From the entries below, copy out every line with "this" in it.
BEGIN Records for the task
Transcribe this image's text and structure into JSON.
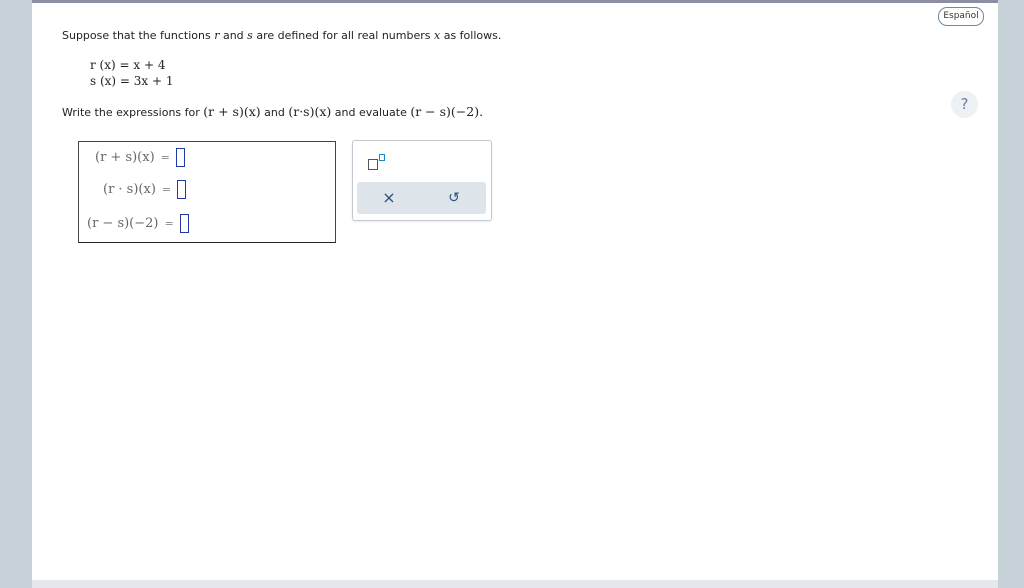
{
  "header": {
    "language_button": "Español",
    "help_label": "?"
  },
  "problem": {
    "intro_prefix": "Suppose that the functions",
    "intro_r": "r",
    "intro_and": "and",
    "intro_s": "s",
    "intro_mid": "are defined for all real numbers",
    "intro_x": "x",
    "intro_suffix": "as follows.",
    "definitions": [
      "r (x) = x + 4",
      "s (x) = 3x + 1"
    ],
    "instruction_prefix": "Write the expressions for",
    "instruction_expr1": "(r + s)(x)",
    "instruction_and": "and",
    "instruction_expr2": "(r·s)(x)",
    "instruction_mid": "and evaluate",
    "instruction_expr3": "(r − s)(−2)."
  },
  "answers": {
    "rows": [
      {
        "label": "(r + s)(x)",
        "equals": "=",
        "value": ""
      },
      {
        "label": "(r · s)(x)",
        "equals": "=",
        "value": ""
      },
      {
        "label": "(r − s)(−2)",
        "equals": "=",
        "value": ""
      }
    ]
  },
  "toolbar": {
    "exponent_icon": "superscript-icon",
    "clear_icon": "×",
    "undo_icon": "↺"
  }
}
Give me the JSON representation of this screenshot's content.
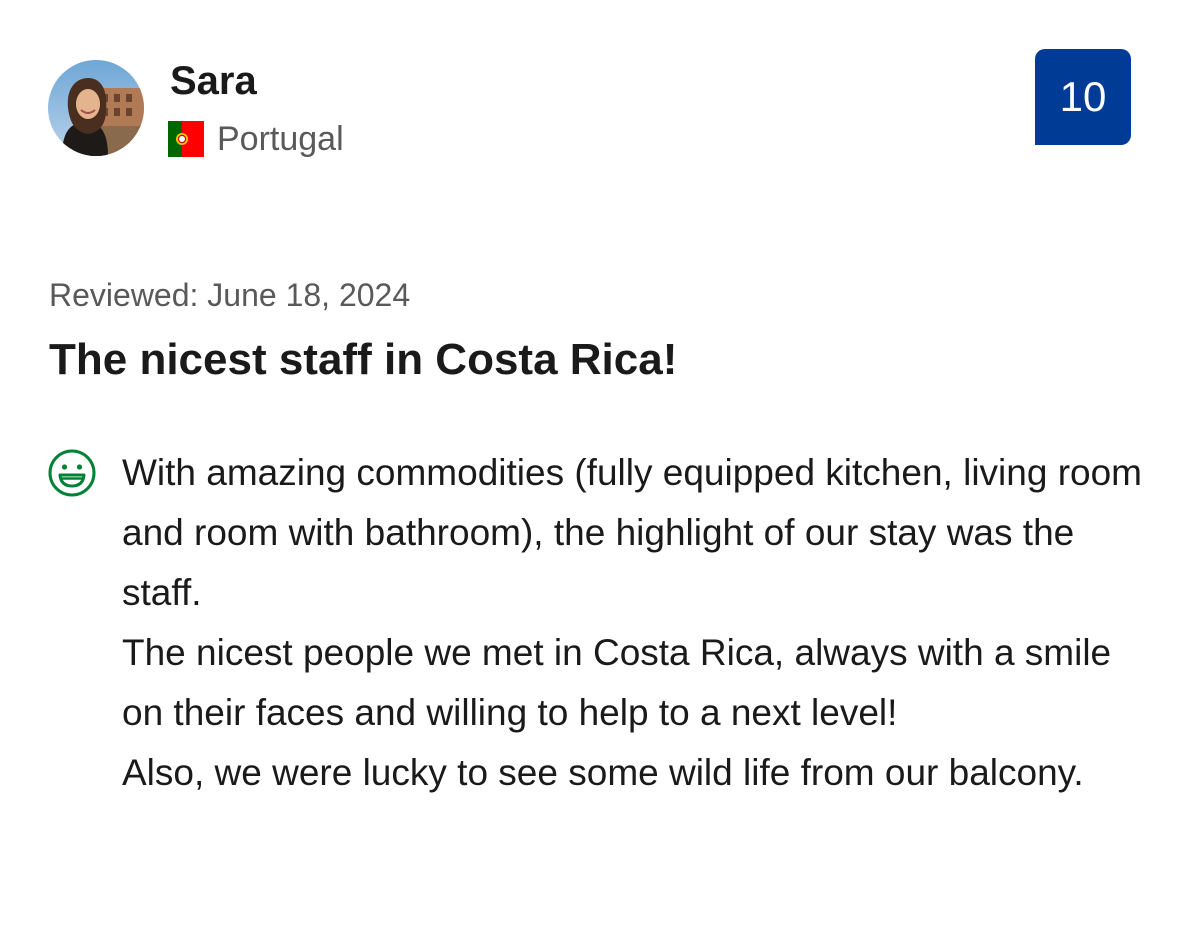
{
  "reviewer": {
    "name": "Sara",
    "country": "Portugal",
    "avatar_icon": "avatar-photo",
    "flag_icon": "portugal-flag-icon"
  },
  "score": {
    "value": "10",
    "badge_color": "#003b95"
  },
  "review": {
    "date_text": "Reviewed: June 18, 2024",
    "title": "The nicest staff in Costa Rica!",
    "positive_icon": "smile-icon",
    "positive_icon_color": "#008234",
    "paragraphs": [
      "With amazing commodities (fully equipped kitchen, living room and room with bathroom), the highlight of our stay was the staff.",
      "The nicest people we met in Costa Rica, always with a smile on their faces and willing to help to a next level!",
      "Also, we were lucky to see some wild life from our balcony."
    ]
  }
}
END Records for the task
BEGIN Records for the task
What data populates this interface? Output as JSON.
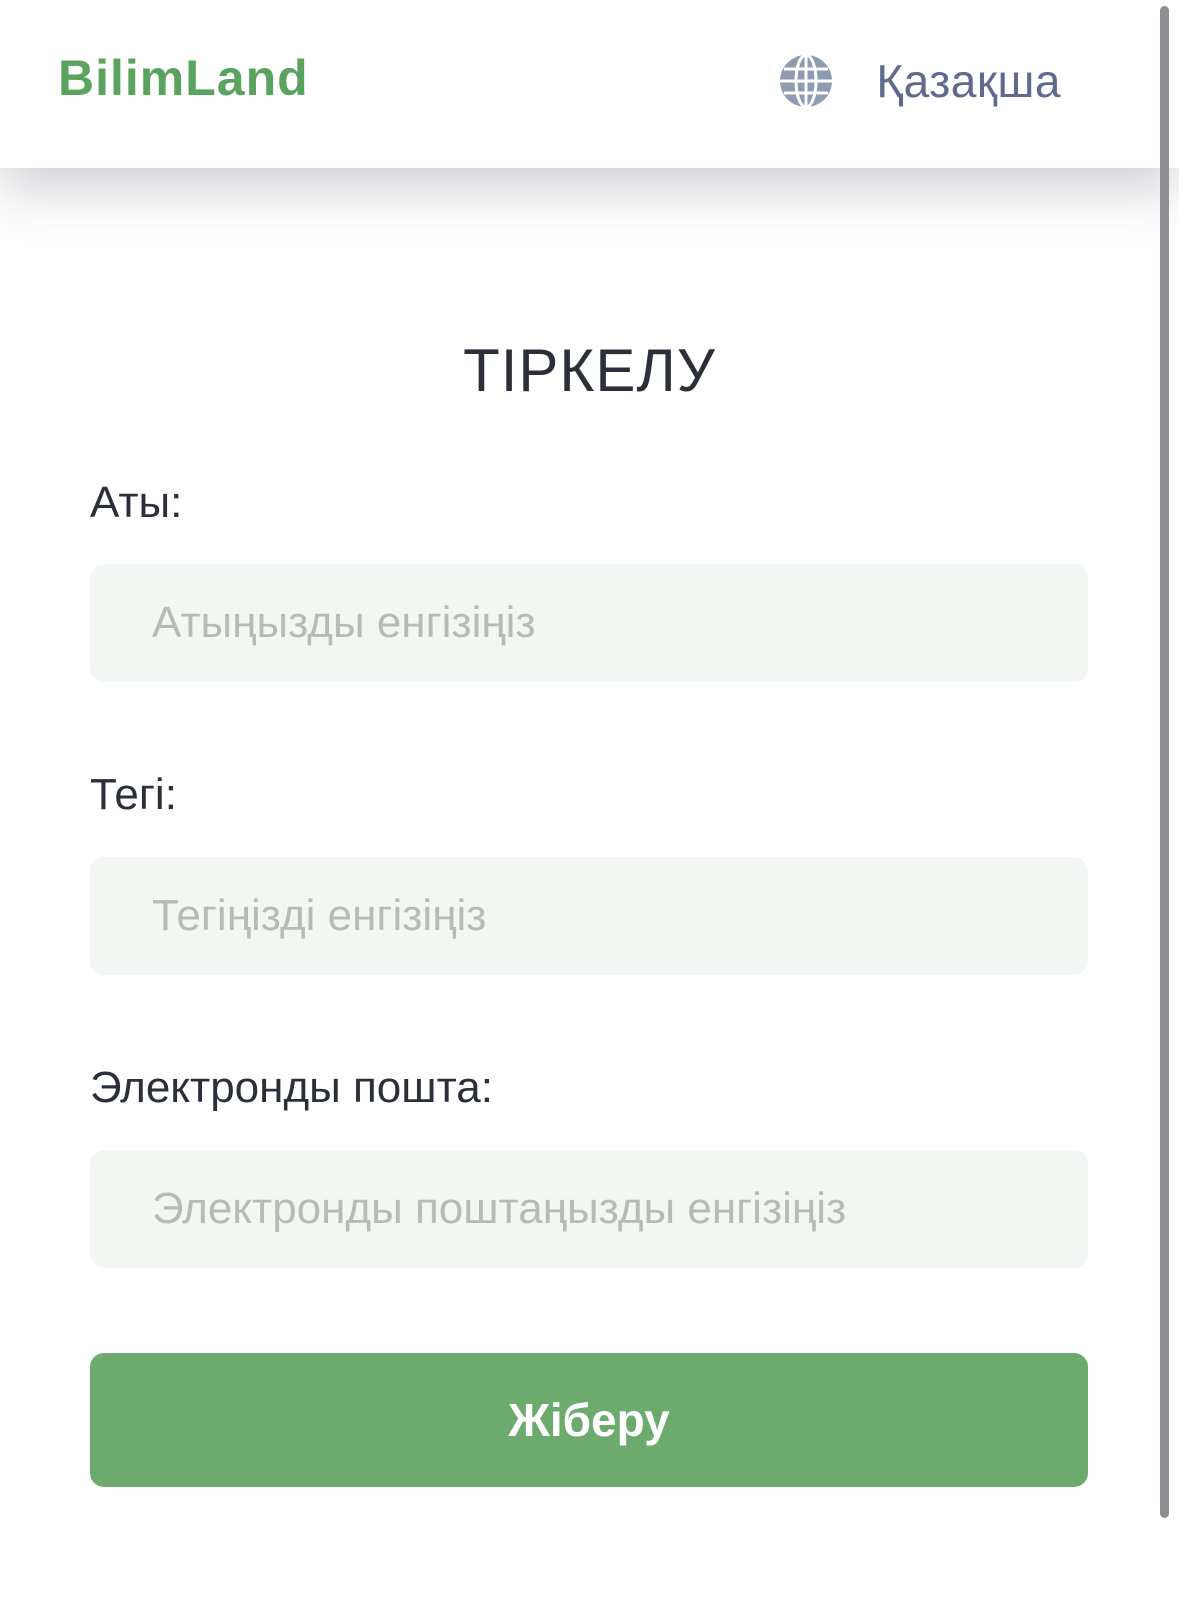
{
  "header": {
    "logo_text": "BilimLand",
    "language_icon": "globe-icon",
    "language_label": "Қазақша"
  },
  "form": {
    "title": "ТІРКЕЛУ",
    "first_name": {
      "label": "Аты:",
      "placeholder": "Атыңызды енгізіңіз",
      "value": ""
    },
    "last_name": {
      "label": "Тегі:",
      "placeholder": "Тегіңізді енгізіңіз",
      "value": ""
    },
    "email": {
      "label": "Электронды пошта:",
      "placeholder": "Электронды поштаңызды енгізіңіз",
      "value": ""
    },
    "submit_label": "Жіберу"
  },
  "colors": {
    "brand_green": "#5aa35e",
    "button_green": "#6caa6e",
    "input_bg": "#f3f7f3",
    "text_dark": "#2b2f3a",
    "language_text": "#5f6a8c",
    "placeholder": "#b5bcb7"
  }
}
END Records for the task
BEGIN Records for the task
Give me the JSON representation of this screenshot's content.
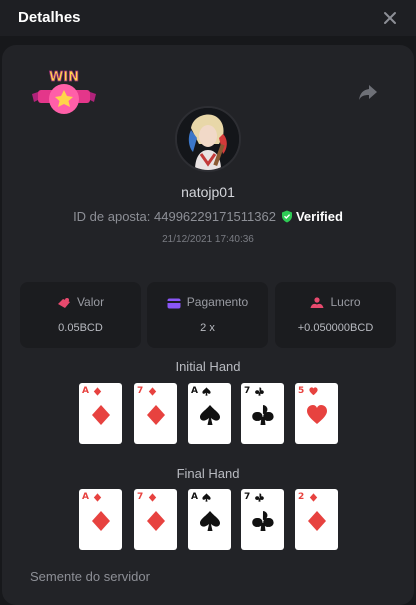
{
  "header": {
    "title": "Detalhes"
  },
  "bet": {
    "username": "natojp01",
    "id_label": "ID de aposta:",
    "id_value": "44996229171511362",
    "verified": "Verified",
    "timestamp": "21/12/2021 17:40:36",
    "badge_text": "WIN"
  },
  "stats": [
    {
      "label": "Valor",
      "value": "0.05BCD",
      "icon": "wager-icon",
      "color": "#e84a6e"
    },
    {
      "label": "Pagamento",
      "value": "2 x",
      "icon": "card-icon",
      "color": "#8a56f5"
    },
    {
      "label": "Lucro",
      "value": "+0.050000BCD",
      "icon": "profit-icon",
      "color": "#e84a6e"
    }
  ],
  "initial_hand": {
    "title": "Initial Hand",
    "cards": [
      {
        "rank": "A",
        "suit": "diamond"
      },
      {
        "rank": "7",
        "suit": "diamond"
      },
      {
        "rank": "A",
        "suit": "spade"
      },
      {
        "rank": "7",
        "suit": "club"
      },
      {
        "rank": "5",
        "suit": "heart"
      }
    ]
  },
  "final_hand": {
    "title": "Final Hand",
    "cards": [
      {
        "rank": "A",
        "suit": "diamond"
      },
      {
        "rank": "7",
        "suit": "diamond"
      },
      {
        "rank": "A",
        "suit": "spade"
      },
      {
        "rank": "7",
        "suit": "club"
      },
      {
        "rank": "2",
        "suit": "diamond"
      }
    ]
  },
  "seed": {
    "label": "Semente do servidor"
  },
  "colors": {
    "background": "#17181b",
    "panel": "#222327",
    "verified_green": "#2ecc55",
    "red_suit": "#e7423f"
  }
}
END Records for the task
-- Expected answer --
Transcribe this image's text and structure into JSON.
Give me the JSON representation of this screenshot's content.
What data populates this interface? Output as JSON.
Give me the JSON representation of this screenshot's content.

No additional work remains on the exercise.